Hello dear forumers,

I’m a complete newbie in Cubase, running trial version of Cubase Elements 8.

I set up a metronome in Cubase and try to record the microphone sound, but for some reason metronome sound is recorded together with microphone (although I use headphones).

Is there a way to disable this?

Hi there Svetlana,

I used to have this when I recorded my acoustic guitar through my condenser microphone!

If I understand correctly the click track that is playing in your headphones is being picked up by your microphone. Not at full volume but enough to be heard on the audio track? If you record several audio tracks then you obviously increase the click volume overall so all you have to do is lower the metronome level or volume.

This is done by clicking on Transport > Metronome set up. Mine is probably about the 20% level, which suits me, but a bit of trial and error will probably be needed!


Jim B

Thank you Jim! The problem is solved by lowering the metronome level.

You may be better getting fitted earphones, which are expensive.

Or make your own, using some reasonable-quality low-profile sealed earphones, taking off the rubber/silicone fittings, and using a Radians Custom Molded Earplugs kit to fashion you own. This is just a few $10s.

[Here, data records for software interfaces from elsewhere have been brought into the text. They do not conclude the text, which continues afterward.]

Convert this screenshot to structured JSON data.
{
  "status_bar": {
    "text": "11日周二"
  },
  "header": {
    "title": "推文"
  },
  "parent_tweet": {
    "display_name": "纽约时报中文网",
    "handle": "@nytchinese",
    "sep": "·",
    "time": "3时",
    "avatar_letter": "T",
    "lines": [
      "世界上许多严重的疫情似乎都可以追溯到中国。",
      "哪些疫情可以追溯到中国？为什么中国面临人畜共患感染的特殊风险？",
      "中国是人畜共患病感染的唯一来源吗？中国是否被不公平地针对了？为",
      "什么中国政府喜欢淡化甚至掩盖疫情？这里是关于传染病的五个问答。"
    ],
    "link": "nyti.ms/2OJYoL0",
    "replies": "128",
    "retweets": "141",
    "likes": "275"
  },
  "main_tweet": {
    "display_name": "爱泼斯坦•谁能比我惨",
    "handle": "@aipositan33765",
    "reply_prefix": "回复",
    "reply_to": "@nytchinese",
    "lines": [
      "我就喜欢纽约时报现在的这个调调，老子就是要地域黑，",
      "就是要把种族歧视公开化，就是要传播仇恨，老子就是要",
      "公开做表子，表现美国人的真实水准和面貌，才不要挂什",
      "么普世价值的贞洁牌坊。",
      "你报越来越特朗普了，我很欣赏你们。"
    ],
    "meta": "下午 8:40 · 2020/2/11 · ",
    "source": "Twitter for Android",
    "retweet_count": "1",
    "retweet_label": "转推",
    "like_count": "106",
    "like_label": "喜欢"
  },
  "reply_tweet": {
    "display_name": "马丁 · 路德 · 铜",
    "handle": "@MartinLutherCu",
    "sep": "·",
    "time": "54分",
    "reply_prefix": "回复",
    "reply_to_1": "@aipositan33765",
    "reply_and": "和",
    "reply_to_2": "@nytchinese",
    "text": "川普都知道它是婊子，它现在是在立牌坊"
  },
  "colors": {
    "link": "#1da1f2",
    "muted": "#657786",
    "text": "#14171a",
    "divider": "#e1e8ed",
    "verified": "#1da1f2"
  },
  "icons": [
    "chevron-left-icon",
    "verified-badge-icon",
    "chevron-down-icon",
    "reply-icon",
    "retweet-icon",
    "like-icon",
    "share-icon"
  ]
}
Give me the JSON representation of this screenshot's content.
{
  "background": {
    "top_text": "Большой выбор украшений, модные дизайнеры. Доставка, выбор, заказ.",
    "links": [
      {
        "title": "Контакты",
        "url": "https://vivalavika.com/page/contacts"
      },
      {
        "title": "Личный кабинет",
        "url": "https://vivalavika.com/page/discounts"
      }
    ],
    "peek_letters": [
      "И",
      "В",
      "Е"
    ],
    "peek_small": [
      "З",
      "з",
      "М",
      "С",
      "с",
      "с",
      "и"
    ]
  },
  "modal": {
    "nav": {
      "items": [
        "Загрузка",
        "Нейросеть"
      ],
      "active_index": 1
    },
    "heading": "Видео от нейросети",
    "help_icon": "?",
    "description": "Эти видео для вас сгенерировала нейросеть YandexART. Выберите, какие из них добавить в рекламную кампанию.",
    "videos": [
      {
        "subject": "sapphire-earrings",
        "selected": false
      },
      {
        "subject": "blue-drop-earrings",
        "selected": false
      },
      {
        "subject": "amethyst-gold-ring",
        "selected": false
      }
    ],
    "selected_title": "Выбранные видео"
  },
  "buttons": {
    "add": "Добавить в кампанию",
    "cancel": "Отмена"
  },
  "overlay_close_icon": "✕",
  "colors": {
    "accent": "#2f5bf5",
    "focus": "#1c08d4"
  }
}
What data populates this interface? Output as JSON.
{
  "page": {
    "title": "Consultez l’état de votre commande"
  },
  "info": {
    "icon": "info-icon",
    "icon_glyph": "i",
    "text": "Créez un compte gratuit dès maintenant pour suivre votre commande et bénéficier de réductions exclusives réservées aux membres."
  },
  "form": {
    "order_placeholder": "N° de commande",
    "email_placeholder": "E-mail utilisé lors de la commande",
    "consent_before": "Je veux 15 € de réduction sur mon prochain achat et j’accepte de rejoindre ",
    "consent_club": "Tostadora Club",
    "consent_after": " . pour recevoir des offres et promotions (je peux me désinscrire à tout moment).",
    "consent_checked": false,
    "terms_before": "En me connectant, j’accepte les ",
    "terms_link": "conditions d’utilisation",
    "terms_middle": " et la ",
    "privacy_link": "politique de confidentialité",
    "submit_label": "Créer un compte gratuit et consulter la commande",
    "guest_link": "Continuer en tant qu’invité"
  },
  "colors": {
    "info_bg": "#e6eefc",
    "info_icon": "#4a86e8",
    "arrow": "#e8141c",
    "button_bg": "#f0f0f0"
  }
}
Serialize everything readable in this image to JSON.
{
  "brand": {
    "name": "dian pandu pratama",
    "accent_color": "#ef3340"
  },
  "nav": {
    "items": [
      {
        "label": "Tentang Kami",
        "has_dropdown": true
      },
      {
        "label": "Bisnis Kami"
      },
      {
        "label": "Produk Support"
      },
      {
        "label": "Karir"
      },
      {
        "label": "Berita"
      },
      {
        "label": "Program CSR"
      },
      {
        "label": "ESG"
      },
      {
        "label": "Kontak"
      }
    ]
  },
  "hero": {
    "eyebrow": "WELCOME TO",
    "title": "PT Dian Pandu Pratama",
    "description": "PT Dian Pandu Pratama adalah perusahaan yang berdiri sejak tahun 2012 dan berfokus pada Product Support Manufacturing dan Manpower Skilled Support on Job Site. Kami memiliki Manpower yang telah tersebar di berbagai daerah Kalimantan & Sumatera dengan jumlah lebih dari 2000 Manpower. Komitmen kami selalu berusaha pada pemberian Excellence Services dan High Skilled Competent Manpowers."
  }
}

Note that the kit is normally for making isolation earplugs, which is just a big plug of the stuff. It needs to be done differently to make it work with earphones. You may come across a web page where someone describes how they have done it, but I found that the stuff passed through the mesh on the end of the canal of the earpiece. If you are interested, I can describe the ‘proper’ way to do it.

I used mine for our first YouTube recording. The earphones end up sitting further into the ear than with the standard rubber/silicone bits, which makes them almost totally out of sight in the video.

While fitted tends to lower the bleed levels considerably, it is still best to try to use the lowest level you can clearly hear at.

Or alternatively, just lower the level.

This would appear to be a good example of Occams Razor, a principal that I believe should be applied across the entirety of music making and DAW recording.

For those that don’t know of it, Occams Razor is a principal that says:


Regards all,

Jim B

Doesn’t always work because one needs enough level for the foldback to be useful. It may solve the immediate problem, for the moment, but may not have enough margin for other situations.

That leaves the other SIMPLE answer: Increase the isolation!

Sometimes, more than one SIMPLE answer has to be applied.